So, I got a Medium Intuos Pro... and then I decided to order a Large, which I had never tried, to compare them.
First note, these are USB-C devices, technically, but they ship with USB-C to USB-A cables. So if you want to tether it to the laptop directly, you need to use a USB-C to USB-C cable, or an adapter BACK to USB-C. What a lame decision on their part. On top of that, BTW, the large models of the current Cintiq for example don't even have STANDS in the package. Everything is an accessory. I get that many users use armatures for them, but still.
Not a deal breaker, though, because the beauty of USB-C is that it is a universal cable. And the Intuos is a wireless device finally. Thus, you normally use it untethered, and if you needed to charge it up, you can steal the USB-C cable used in your POWER SUPPLY. Again, I think I mentioned, I love USB-C.
Might be hard to see in this pic unless you enlarge it, but the Medium has a floor area that is a bit larger than a 15" MBP, so I think the previous Intuos I used was somewhere between the current line's Small and Medium. Anyway, this remains the portable workhorse. The Large, however, is LARGE. Both are identical otherwise. Tic marks on the surface show you the sensor limits, and a healthy amount of buttons and a scroll wheel compliment the side of it, adjustable for left or right handed users. Again, wireless via Bluetooth. Great stuff. Massively increased resolution over the previous ones I used.
I ran some tests. First off, the tablet choice likely comes down to how comfortable you might be with the large surface. You need desk surface for it, certainly, but also, it's about how you use it. At that scale, your arm gestures are long sweeps and arcs. I am not an artist that cut his teeth on the canvas and easel. I was always smaller format. As a result, it's very unnatural to do big sweeping strokes. In fact, it's hard for me. That said, I noted that I was able to generate substantially smoother strokes with it than with the Medium, which yielded the familiar jittery line. So, as far as the QUALITY of the input, the Large was a big improvement.
Here, the top Weird Cosmonaut was doodled with the Medium, and the bottom with the Large.

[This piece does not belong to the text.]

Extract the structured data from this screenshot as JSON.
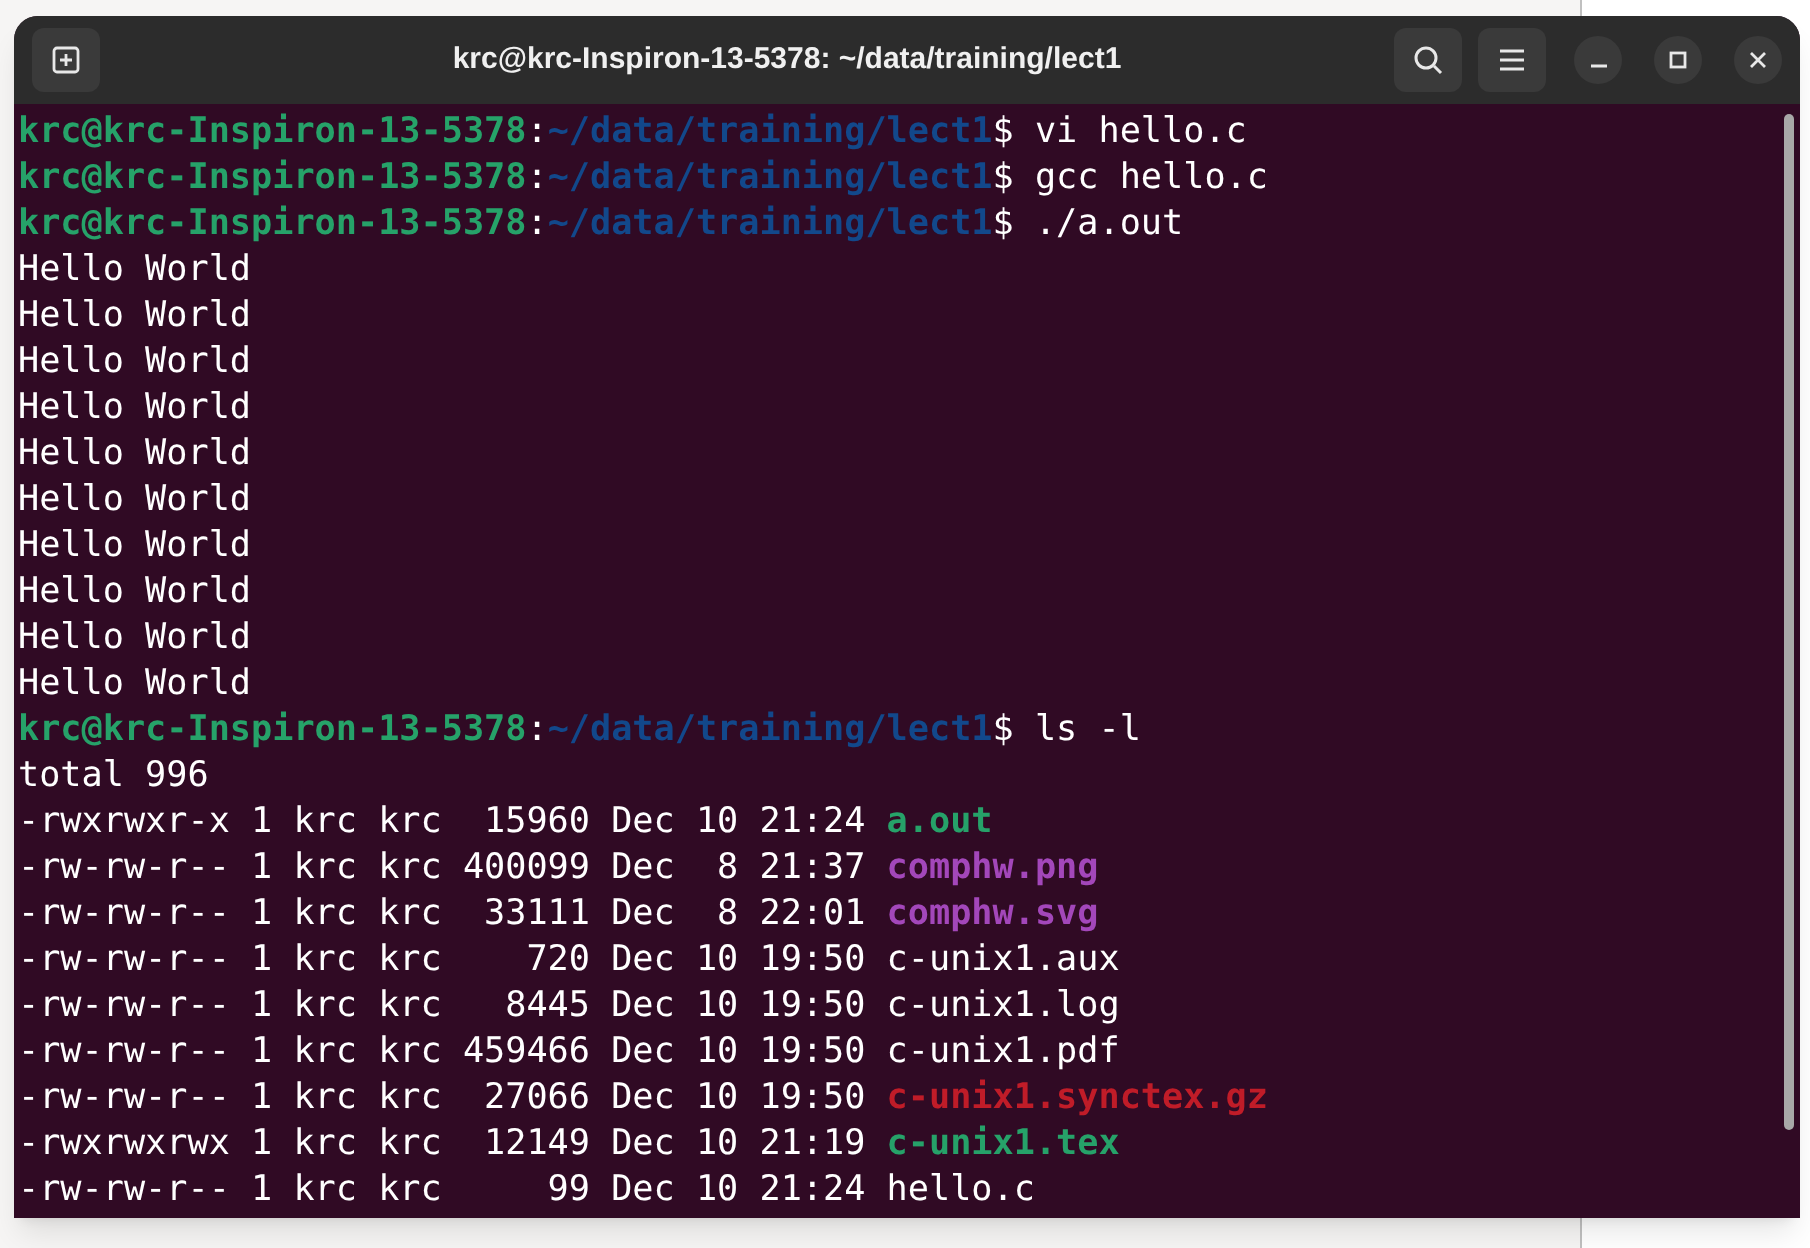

Here, the flesh colored strokes were generated from the Large, while the black were the Medium.
As an experiment, I did something else I had never tried before: I stole the iMac as a display, using a Thunderbolt cable. It's super easy. I used to be wary of any hijacking. I mean I almost never even used Target Disk Mode. Anyway, this yielded a 27" display paired with the Large tablet and the result was REALLY nice.
I'm still on the fence. I know I'll keep the Medium. I can't really afford BOTH, but I may, *may* keep the Large for the studio if I play with it awhile and determine the larger screen and Large tablet together start to feel like a fluid semi-replacement for the Cintiq, at least until the new Cintiqs are released.
So, there you go. Tablets!